Task requirements: Write down the listing again exactly as it appears below, without its pictures.

#####

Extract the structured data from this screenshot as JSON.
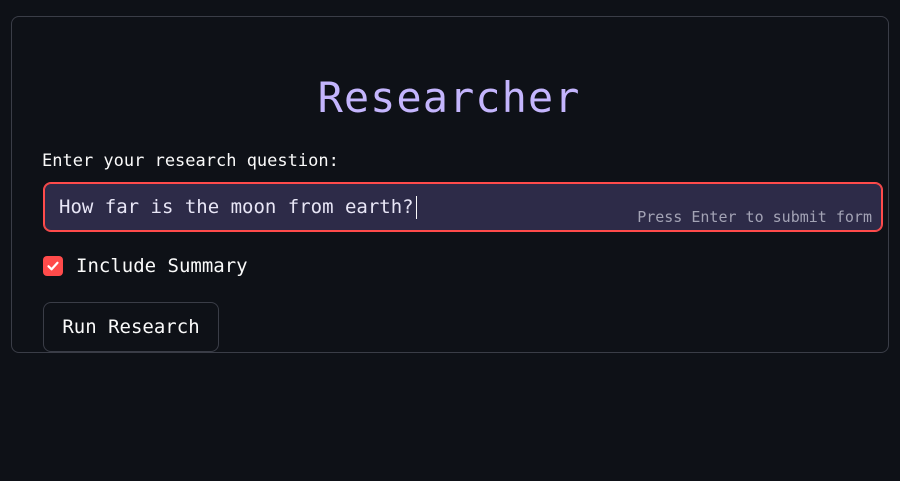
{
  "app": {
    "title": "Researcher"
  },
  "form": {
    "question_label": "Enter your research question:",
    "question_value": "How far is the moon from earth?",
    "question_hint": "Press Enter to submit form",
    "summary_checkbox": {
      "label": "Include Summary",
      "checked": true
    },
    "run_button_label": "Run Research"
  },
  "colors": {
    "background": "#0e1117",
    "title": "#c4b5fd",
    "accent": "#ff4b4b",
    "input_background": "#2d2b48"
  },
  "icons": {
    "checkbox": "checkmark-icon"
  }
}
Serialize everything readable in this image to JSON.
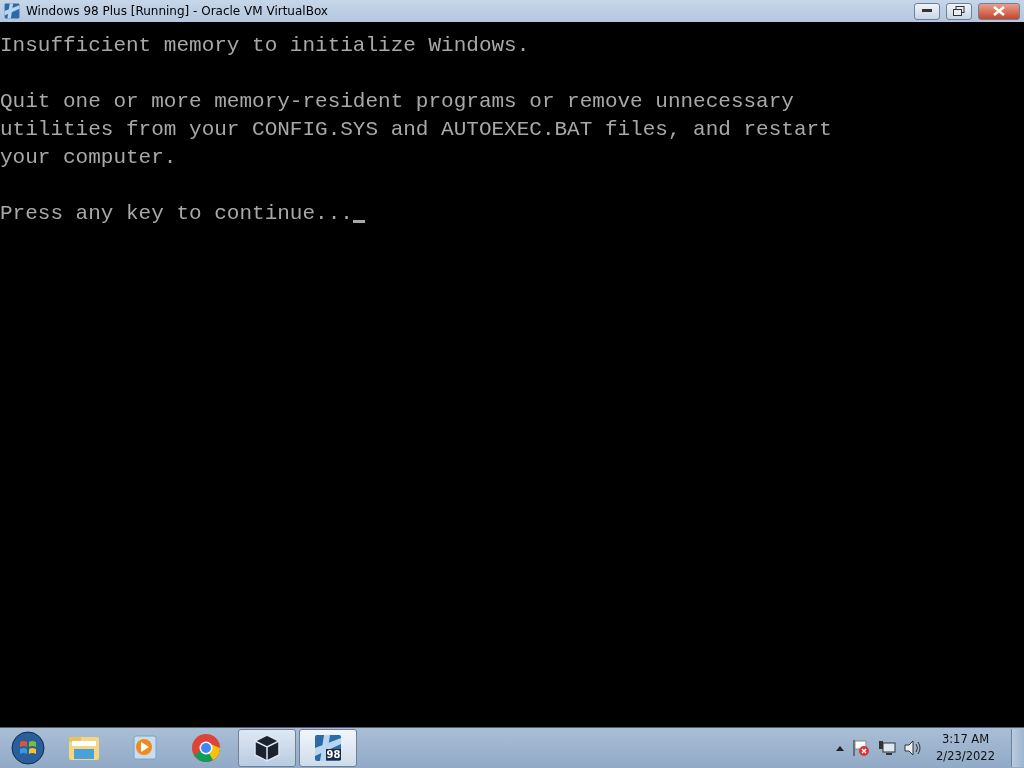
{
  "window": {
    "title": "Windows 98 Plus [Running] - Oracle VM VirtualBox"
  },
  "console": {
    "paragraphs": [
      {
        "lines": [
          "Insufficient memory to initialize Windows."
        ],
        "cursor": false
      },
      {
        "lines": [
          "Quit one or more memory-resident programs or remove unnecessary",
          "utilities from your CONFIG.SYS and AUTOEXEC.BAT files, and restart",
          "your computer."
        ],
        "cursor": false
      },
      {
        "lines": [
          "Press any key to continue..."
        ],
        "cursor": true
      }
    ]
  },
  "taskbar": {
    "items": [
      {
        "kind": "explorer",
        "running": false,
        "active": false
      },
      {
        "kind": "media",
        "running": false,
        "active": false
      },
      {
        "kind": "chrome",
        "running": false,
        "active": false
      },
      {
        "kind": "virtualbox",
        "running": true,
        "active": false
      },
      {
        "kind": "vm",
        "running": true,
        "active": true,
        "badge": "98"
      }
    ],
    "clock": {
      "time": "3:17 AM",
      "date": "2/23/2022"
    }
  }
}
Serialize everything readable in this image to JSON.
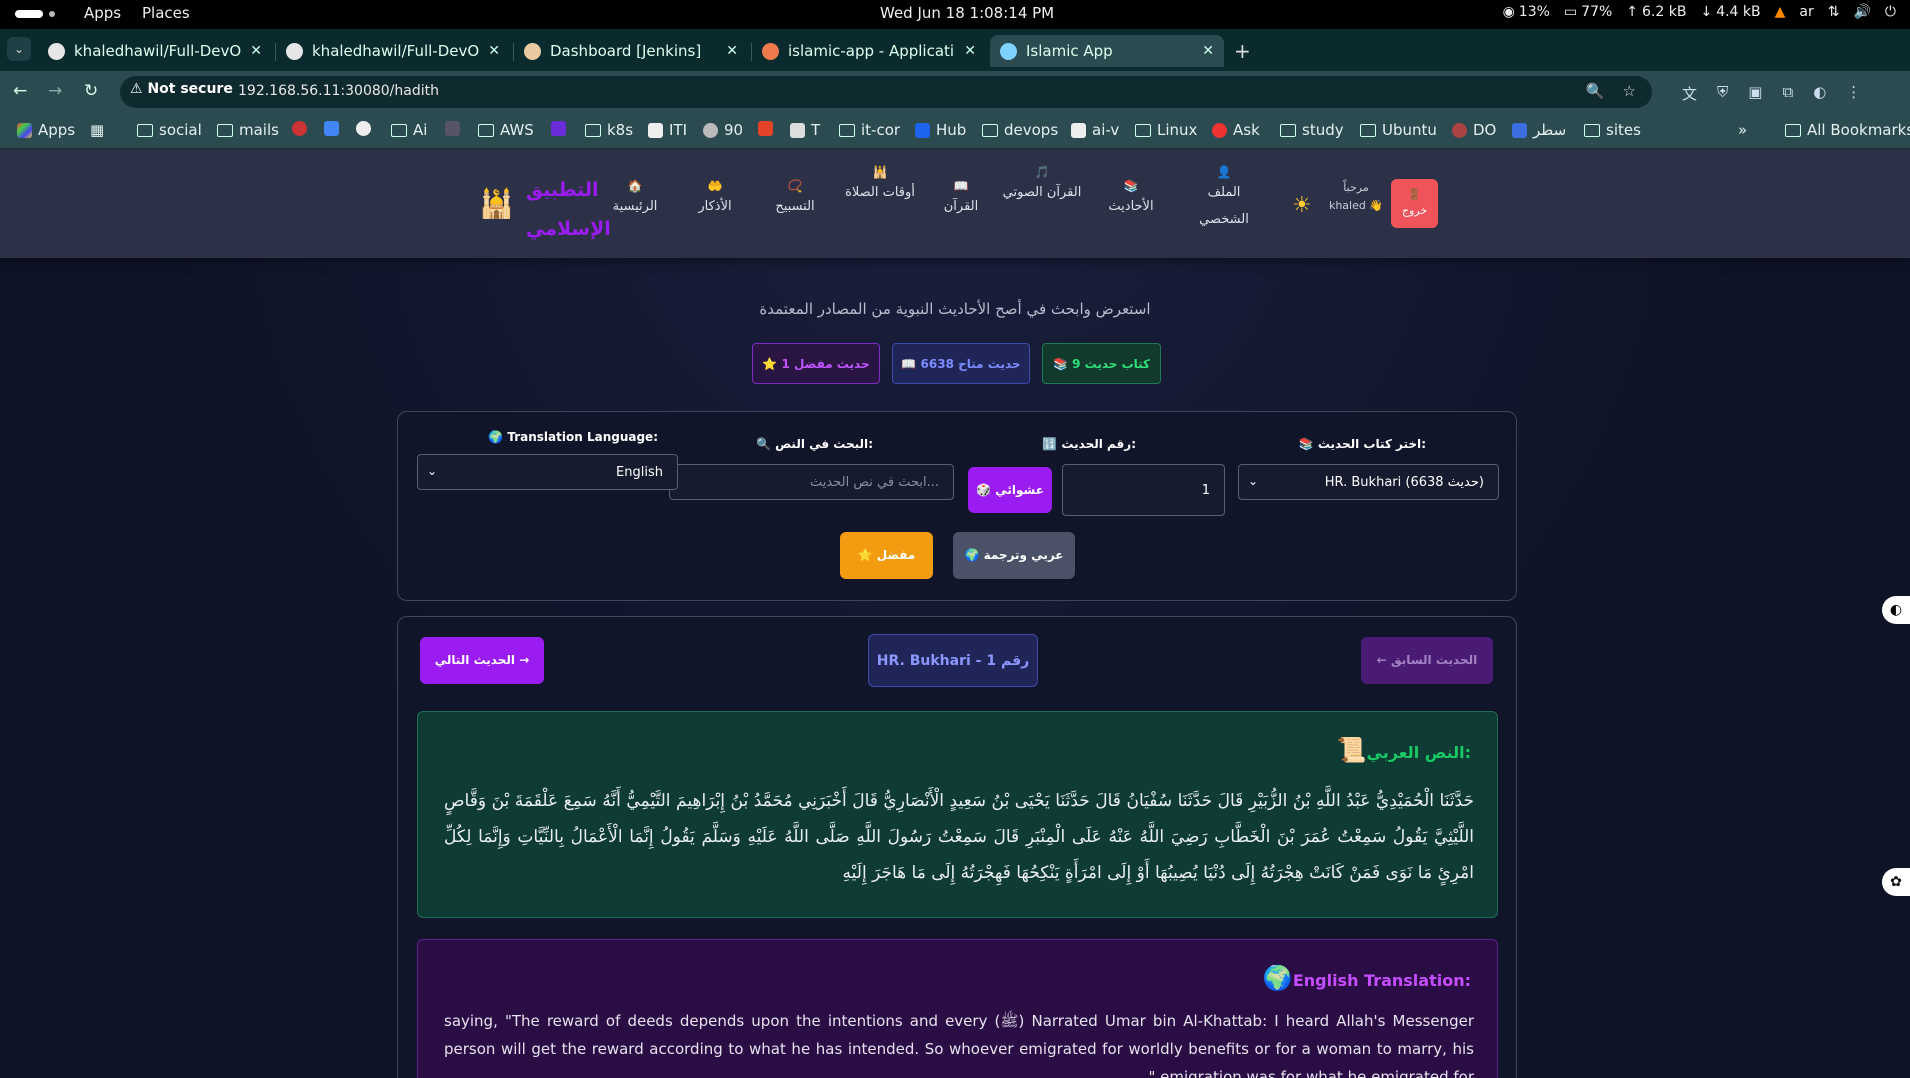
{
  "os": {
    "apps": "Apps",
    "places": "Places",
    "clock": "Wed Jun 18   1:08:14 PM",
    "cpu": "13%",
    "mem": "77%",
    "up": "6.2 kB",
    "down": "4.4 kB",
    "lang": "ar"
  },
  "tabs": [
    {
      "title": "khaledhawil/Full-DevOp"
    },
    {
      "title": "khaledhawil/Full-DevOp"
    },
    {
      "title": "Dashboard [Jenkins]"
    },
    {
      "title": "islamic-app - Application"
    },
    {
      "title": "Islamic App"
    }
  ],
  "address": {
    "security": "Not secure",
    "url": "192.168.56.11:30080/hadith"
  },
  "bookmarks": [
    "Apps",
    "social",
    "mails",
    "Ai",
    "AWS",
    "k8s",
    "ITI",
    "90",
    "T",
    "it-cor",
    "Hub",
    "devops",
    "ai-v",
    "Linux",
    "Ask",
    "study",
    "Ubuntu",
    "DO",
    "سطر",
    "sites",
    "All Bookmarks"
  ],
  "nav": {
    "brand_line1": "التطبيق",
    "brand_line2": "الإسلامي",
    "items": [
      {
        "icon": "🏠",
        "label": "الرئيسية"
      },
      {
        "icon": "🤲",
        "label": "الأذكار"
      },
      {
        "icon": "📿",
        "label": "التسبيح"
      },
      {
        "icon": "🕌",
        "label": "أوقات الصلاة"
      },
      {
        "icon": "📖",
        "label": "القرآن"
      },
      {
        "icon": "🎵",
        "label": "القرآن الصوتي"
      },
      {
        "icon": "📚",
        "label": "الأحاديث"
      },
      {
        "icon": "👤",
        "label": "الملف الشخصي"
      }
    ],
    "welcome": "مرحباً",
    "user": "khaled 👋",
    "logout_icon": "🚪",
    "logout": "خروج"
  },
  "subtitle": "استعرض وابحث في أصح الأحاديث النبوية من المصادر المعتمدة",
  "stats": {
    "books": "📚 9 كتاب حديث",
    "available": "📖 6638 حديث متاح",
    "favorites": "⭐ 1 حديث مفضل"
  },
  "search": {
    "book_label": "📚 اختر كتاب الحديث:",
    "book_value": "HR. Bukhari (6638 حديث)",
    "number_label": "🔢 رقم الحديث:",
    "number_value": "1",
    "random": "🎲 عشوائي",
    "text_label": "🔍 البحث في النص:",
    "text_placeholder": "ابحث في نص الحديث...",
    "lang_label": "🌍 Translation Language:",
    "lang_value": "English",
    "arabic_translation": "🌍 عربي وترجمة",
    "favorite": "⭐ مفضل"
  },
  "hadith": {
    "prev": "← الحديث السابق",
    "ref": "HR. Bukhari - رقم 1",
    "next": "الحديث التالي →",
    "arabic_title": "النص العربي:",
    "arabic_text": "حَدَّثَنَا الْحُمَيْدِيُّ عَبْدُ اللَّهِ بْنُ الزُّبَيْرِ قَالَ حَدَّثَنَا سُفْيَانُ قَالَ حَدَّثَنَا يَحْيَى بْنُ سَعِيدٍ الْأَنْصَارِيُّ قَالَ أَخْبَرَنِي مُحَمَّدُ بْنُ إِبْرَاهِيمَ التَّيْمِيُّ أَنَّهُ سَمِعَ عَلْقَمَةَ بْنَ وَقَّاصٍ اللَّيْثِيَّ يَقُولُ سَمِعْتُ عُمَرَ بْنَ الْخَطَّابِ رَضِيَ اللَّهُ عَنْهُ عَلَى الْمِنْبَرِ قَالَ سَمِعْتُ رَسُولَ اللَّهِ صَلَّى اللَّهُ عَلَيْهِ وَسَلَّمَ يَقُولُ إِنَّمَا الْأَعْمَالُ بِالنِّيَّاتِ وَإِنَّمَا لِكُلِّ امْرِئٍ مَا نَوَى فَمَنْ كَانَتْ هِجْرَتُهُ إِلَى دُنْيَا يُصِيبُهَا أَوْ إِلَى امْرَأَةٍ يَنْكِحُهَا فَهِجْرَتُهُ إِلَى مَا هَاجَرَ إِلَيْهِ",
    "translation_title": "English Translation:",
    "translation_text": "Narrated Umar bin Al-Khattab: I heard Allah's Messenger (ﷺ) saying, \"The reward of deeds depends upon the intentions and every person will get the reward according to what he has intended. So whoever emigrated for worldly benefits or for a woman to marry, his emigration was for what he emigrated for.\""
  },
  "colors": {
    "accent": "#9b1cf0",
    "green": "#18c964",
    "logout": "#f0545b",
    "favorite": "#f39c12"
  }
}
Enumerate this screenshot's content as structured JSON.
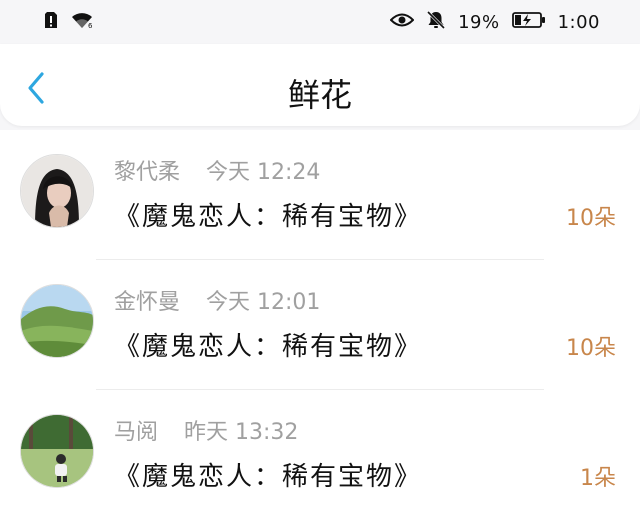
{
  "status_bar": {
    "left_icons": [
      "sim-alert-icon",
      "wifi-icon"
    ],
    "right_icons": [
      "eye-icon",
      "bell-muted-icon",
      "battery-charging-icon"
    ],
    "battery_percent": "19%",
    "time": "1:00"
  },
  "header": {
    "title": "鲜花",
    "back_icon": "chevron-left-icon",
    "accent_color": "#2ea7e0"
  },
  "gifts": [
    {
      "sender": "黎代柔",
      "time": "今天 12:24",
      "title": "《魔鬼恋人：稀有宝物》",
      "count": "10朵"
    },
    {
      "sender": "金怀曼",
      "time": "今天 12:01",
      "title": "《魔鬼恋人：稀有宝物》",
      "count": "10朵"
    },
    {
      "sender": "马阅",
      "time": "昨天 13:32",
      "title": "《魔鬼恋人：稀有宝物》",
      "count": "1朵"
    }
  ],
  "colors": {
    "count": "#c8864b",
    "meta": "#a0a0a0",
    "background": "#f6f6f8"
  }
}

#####

Task response:
Extract the structured data from this screenshot as JSON.
{
  "app": {
    "title": "Researcher"
  },
  "form": {
    "question_label": "Enter your research question:",
    "question_value": "How far is the moon from earth?",
    "question_hint": "Press Enter to submit form",
    "summary_checkbox": {
      "label": "Include Summary",
      "checked": true
    },
    "run_button_label": "Run Research"
  },
  "colors": {
    "background": "#0e1117",
    "title": "#c4b5fd",
    "accent": "#ff4b4b",
    "input_background": "#2d2b48"
  },
  "icons": {
    "checkbox": "checkmark-icon"
  }
}
Serialize everything readable in this image to JSON.
{
  "window": {
    "title": "Windows 98 Plus [Running] - Oracle VM VirtualBox"
  },
  "console": {
    "paragraphs": [
      {
        "lines": [
          "Insufficient memory to initialize Windows."
        ],
        "cursor": false
      },
      {
        "lines": [
          "Quit one or more memory-resident programs or remove unnecessary",
          "utilities from your CONFIG.SYS and AUTOEXEC.BAT files, and restart",
          "your computer."
        ],
        "cursor": false
      },
      {
        "lines": [
          "Press any key to continue..."
        ],
        "cursor": true
      }
    ]
  },
  "taskbar": {
    "items": [
      {
        "kind": "explorer",
        "running": false,
        "active": false
      },
      {
        "kind": "media",
        "running": false,
        "active": false
      },
      {
        "kind": "chrome",
        "running": false,
        "active": false
      },
      {
        "kind": "virtualbox",
        "running": true,
        "active": false
      },
      {
        "kind": "vm",
        "running": true,
        "active": true,
        "badge": "98"
      }
    ],
    "clock": {
      "time": "3:17 AM",
      "date": "2/23/2022"
    }
  }
}
Serialize everything readable in this image to JSON.
{
  "os": {
    "apps": "Apps",
    "places": "Places",
    "clock": "Wed Jun 18   1:08:14 PM",
    "cpu": "13%",
    "mem": "77%",
    "up": "6.2 kB",
    "down": "4.4 kB",
    "lang": "ar"
  },
  "tabs": [
    {
      "title": "khaledhawil/Full-DevOp"
    },
    {
      "title": "khaledhawil/Full-DevOp"
    },
    {
      "title": "Dashboard [Jenkins]"
    },
    {
      "title": "islamic-app - Application"
    },
    {
      "title": "Islamic App"
    }
  ],
  "address": {
    "security": "Not secure",
    "url": "192.168.56.11:30080/hadith"
  },
  "bookmarks": [
    "Apps",
    "social",
    "mails",
    "Ai",
    "AWS",
    "k8s",
    "ITI",
    "90",
    "T",
    "it-cor",
    "Hub",
    "devops",
    "ai-v",
    "Linux",
    "Ask",
    "study",
    "Ubuntu",
    "DO",
    "سطر",
    "sites",
    "All Bookmarks"
  ],
  "nav": {
    "brand_line1": "التطبيق",
    "brand_line2": "الإسلامي",
    "items": [
      {
        "icon": "🏠",
        "label": "الرئيسية"
      },
      {
        "icon": "🤲",
        "label": "الأذكار"
      },
      {
        "icon": "📿",
        "label": "التسبيح"
      },
      {
        "icon": "🕌",
        "label": "أوقات الصلاة"
      },
      {
        "icon": "📖",
        "label": "القرآن"
      },
      {
        "icon": "🎵",
        "label": "القرآن الصوتي"
      },
      {
        "icon": "📚",
        "label": "الأحاديث"
      },
      {
        "icon": "👤",
        "label": "الملف الشخصي"
      }
    ],
    "welcome": "مرحباً",
    "user": "khaled 👋",
    "logout_icon": "🚪",
    "logout": "خروج"
  },
  "subtitle": "استعرض وابحث في أصح الأحاديث النبوية من المصادر المعتمدة",
  "stats": {
    "books": "📚 9 كتاب حديث",
    "available": "📖 6638 حديث متاح",
    "favorites": "⭐ 1 حديث مفضل"
  },
  "search": {
    "book_label": "📚 اختر كتاب الحديث:",
    "book_value": "HR. Bukhari (6638 حديث)",
    "number_label": "🔢 رقم الحديث:",
    "number_value": "1",
    "random": "🎲 عشوائي",
    "text_label": "🔍 البحث في النص:",
    "text_placeholder": "ابحث في نص الحديث...",
    "lang_label": "🌍 Translation Language:",
    "lang_value": "English",
    "arabic_translation": "🌍 عربي وترجمة",
    "favorite": "⭐ مفضل"
  },
  "hadith": {
    "prev": "← الحديث السابق",
    "ref": "HR. Bukhari - رقم 1",
    "next": "الحديث التالي →",
    "arabic_title": "النص العربي:",
    "arabic_text": "حَدَّثَنَا الْحُمَيْدِيُّ عَبْدُ اللَّهِ بْنُ الزُّبَيْرِ قَالَ حَدَّثَنَا سُفْيَانُ قَالَ حَدَّثَنَا يَحْيَى بْنُ سَعِيدٍ الْأَنْصَارِيُّ قَالَ أَخْبَرَنِي مُحَمَّدُ بْنُ إِبْرَاهِيمَ التَّيْمِيُّ أَنَّهُ سَمِعَ عَلْقَمَةَ بْنَ وَقَّاصٍ اللَّيْثِيَّ يَقُولُ سَمِعْتُ عُمَرَ بْنَ الْخَطَّابِ رَضِيَ اللَّهُ عَنْهُ عَلَى الْمِنْبَرِ قَالَ سَمِعْتُ رَسُولَ اللَّهِ صَلَّى اللَّهُ عَلَيْهِ وَسَلَّمَ يَقُولُ إِنَّمَا الْأَعْمَالُ بِالنِّيَّاتِ وَإِنَّمَا لِكُلِّ امْرِئٍ مَا نَوَى فَمَنْ كَانَتْ هِجْرَتُهُ إِلَى دُنْيَا يُصِيبُهَا أَوْ إِلَى امْرَأَةٍ يَنْكِحُهَا فَهِجْرَتُهُ إِلَى مَا هَاجَرَ إِلَيْهِ",
    "translation_title": "English Translation:",
    "translation_text": "Narrated Umar bin Al-Khattab: I heard Allah's Messenger (ﷺ) saying, \"The reward of deeds depends upon the intentions and every person will get the reward according to what he has intended. So whoever emigrated for worldly benefits or for a woman to marry, his emigration was for what he emigrated for.\""
  },
  "colors": {
    "accent": "#9b1cf0",
    "green": "#18c964",
    "logout": "#f0545b",
    "favorite": "#f39c12"
  }
}
Enumerate this screenshot's content as structured JSON.
{
  "status_bar": {
    "left_icons": [
      "sim-alert-icon",
      "wifi-icon"
    ],
    "right_icons": [
      "eye-icon",
      "bell-muted-icon",
      "battery-charging-icon"
    ],
    "battery_percent": "19%",
    "time": "1:00"
  },
  "header": {
    "title": "鲜花",
    "back_icon": "chevron-left-icon",
    "accent_color": "#2ea7e0"
  },
  "gifts": [
    {
      "sender": "黎代柔",
      "time": "今天 12:24",
      "title": "《魔鬼恋人：稀有宝物》",
      "count": "10朵"
    },
    {
      "sender": "金怀曼",
      "time": "今天 12:01",
      "title": "《魔鬼恋人：稀有宝物》",
      "count": "10朵"
    },
    {
      "sender": "马阅",
      "time": "昨天 13:32",
      "title": "《魔鬼恋人：稀有宝物》",
      "count": "1朵"
    }
  ],
  "colors": {
    "count": "#c8864b",
    "meta": "#a0a0a0",
    "background": "#f6f6f8"
  }
}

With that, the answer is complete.